Patent of the month – Composites for lightweighting

Materials World magazine
24 Sep 2018

This month, our new guest Patent Attorney, Gemma McGeough from Withers & Rogers, talks about a patent for pipes made from composite materials, and how it could help with lightweighting.

Composite materials are well known for being lightweight with excellent mechanical properties, and there has been a huge increase in their use in recent years, particularly in the aerospace, marine and automotive industries.

Despite these advantages, however, it can still be challenging to manufacture composite materials that are free from defects. It is, therefore, no surprise that manufacturers have been slow to adopt composite materials when producing components with complex geometries. One such example is the reluctance to produce composite pipes as a replacement for heavier metal piping. This is due, in part, to the ease with which metal pipes can be bent into shape, and the apparent inability to form composite pipes in this way.

The light brigade

Tackling this issue head on, Sigma Precision Components UK Ltd has developed a novel composite pipe made from a reinforced thermoplastic composite that can be bent into shape.

While thermoplastics typically have a lower stiffness than thermosetting plastics, which has limited their use in the past, they are well known for their ability to repeatedly harden and soften during temperature cycles. This not only improves their recyclability but also makes them increasingly attractive for a wide range of applications.

As described in its recently granted patent, GB2523204, Sigma has harnessed these properties using an innovative lay-up process. This process ensures that when the pipe is being formed, it has enough rigidity to be self-supporting, while also being impermeable, even when being bent and formed into complex shapes.

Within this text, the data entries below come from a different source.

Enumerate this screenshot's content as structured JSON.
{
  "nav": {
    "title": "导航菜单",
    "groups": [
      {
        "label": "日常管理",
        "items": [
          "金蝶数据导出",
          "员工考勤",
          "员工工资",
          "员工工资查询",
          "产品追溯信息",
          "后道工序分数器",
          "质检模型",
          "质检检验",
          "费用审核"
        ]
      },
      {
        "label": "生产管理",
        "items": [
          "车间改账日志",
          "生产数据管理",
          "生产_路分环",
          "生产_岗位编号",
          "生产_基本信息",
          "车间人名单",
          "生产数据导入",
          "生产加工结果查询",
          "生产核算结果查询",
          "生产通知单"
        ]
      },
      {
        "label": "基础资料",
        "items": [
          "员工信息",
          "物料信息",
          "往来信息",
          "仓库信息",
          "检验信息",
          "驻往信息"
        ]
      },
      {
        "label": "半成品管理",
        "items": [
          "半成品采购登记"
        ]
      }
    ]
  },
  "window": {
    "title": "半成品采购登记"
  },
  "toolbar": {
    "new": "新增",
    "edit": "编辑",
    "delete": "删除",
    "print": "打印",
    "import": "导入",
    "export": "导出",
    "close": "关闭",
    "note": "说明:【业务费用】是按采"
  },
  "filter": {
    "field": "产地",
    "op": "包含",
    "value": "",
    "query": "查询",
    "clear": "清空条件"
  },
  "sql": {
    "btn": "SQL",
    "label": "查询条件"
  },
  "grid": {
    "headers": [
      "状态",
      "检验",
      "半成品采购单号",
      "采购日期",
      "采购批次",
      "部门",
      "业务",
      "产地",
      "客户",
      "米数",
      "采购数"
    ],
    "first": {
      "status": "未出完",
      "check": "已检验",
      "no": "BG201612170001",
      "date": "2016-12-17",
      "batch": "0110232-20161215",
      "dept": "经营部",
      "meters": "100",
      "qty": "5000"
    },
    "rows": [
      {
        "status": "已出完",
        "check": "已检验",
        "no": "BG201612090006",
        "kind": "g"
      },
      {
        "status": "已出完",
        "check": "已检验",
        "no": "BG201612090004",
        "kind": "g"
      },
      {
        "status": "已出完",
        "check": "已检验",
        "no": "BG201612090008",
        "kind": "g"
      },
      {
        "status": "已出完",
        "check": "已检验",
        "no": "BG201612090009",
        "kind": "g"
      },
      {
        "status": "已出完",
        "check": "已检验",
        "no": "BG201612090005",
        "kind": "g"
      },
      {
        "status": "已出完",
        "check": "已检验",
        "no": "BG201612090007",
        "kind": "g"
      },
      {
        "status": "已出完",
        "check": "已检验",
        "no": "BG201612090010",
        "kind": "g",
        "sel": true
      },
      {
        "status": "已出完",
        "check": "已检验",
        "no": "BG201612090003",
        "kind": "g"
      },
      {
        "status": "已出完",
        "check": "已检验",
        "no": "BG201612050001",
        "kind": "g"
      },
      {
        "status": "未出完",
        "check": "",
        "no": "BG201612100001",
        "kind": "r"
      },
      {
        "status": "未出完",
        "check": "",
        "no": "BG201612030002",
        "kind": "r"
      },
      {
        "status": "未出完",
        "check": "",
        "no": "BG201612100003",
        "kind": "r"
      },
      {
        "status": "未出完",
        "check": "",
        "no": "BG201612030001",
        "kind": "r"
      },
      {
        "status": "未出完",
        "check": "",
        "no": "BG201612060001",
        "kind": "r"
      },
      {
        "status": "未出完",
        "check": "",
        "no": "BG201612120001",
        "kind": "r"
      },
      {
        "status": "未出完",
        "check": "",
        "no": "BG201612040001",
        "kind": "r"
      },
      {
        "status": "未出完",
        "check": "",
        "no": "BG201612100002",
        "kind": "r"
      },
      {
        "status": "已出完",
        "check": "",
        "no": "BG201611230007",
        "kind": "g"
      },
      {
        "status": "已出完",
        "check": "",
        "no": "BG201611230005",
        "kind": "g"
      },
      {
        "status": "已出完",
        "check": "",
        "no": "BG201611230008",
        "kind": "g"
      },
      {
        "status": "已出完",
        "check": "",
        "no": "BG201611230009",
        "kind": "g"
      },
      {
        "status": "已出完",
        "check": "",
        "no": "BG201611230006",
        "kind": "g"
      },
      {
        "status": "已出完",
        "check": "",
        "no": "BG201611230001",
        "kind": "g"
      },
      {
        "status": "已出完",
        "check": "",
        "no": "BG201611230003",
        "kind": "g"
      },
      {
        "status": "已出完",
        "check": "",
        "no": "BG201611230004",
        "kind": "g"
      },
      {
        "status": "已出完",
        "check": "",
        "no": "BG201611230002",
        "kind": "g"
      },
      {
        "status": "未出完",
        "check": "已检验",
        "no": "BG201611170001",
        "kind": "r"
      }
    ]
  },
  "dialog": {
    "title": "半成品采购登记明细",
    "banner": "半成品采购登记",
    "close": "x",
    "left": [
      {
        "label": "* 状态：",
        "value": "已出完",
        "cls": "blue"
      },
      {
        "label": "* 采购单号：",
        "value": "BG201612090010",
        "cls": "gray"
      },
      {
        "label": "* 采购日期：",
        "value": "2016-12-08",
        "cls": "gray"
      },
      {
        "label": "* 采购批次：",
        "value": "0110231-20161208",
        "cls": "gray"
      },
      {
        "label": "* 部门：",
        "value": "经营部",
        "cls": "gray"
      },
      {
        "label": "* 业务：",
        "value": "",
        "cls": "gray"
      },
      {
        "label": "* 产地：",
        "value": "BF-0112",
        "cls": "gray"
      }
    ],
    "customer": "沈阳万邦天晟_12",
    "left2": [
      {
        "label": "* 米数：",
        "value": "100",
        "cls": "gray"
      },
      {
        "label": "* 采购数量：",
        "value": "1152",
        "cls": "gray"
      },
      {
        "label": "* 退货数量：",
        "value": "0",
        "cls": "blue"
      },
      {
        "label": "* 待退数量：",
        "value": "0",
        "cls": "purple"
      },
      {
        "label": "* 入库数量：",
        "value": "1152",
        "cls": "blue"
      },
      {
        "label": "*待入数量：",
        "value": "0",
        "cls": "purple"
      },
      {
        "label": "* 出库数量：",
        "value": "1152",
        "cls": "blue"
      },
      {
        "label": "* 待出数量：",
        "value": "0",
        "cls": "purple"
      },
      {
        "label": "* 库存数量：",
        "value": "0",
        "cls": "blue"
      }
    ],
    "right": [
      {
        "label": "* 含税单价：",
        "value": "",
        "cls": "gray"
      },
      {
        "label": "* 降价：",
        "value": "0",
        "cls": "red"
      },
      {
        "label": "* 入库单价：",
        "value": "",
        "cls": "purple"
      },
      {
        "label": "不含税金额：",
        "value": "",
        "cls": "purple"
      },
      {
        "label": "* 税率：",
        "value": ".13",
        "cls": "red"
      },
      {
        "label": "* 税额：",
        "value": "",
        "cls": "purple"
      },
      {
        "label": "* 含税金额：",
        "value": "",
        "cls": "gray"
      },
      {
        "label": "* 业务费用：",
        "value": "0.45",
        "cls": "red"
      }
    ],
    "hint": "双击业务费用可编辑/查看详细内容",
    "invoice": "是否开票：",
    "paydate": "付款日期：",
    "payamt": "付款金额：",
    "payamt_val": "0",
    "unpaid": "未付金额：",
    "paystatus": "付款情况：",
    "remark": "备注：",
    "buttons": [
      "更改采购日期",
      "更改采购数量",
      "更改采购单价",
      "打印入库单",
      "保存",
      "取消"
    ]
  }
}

The ‘green state’ of the pipe, before it is bent into shape, can be manufactured on a mandrel of the desired cross section. The mandrel is placed on a filament winding machine and a layer of thermoplastic material is wound onto it. The material is pure thermoplastic resin in the form of a tape or tow, which helps to provide an impermeable layer inside the bore of the pipe.

The mandrel is then placed on a braiding machine that forms a second layer of material consisting of alternating clockwise and anti-clockwise tows of fibre-reinforced thermoplastic, which are interwoven in a braided pattern. This reinforced layer can be repeated multiple times to achieve the required rigidity and outer dimensions of the pipe.

Heating up

Once a sufficient thickness is achieved, the mandrel is moved back onto the filament winding machine. Here, a layer of heat-shrink material can be added under tension to completely cover the pipe and complete the preform. At this stage, heating the preform in an oven softens the thermoplastic layers, which meld so there is no discernible transition between them apart from increased presence of fibres in the outer layer.

To complement this process, the heat-shrink material contracts to squeeze the layers together and force the thermoplastic into the fibre layers, while leaving a resin-rich layer at the bore to ensure impermeability. Once cooled, the mandrel and heat-shrink material can be removed to reveal the completed pipe in its green state.

However, by using a thermoplastic resin, the pipe is able to soften at high temperature and subsequently be formed using a conventional pipe-bending machine before being cooled again. This process can thereby achieve complex multi-axis bending and twisting, with little more difficulty than is required to make an equivalent metal pipe.

This innovation has enabled Sigma to apply thermoplastics in a novel way. And while the patent is protected for up to 20 years in the UK, it could provide inspiration to other budding inventors who can imagine alternative applications for the unique properties of thermoplastics.

Read the full patent here: